Determine how many lines in the entries below contain "shop", and output that number alone.
★ ★ ★ ★ ★
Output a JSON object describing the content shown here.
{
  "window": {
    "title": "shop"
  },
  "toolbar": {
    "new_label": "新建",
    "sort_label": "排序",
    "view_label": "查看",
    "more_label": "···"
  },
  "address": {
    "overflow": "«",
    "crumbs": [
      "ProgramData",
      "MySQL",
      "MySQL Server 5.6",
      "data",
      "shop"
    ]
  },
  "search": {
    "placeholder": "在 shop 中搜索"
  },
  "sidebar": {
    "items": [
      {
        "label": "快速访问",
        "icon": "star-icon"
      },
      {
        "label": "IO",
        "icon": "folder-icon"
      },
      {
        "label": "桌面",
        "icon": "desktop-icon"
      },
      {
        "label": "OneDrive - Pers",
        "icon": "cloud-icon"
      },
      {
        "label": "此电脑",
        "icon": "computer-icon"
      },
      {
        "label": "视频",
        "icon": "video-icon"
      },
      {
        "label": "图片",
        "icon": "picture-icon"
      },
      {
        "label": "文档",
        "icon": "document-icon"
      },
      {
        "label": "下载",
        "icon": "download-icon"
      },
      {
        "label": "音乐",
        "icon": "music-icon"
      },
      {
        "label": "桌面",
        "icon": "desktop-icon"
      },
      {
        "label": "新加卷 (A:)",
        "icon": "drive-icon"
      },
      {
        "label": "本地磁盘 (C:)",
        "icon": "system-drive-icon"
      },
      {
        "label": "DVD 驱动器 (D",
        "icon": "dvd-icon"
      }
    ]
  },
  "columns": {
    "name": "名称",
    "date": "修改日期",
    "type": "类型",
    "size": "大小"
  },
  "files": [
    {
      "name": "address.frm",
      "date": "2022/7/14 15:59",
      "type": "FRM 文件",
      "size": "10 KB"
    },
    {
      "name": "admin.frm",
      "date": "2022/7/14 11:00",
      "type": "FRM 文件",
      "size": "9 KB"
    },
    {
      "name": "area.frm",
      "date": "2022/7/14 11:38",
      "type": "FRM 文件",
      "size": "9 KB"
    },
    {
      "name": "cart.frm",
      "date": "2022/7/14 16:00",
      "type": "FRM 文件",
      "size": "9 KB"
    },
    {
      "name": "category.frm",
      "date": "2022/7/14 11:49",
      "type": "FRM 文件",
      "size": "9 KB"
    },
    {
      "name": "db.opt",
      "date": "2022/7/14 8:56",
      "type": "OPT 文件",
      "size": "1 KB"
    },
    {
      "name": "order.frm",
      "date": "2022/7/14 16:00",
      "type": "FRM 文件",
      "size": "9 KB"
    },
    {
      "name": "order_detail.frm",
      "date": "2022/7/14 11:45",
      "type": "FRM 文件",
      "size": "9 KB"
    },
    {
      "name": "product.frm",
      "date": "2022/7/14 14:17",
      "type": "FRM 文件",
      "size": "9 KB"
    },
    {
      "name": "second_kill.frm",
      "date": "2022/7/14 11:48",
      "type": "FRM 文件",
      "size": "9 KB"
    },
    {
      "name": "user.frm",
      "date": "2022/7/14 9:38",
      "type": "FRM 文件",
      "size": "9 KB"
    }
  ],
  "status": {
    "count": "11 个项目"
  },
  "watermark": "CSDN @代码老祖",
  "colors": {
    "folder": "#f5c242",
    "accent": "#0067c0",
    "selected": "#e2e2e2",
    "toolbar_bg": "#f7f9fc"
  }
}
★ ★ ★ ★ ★
### RESULT OF THE TASK
3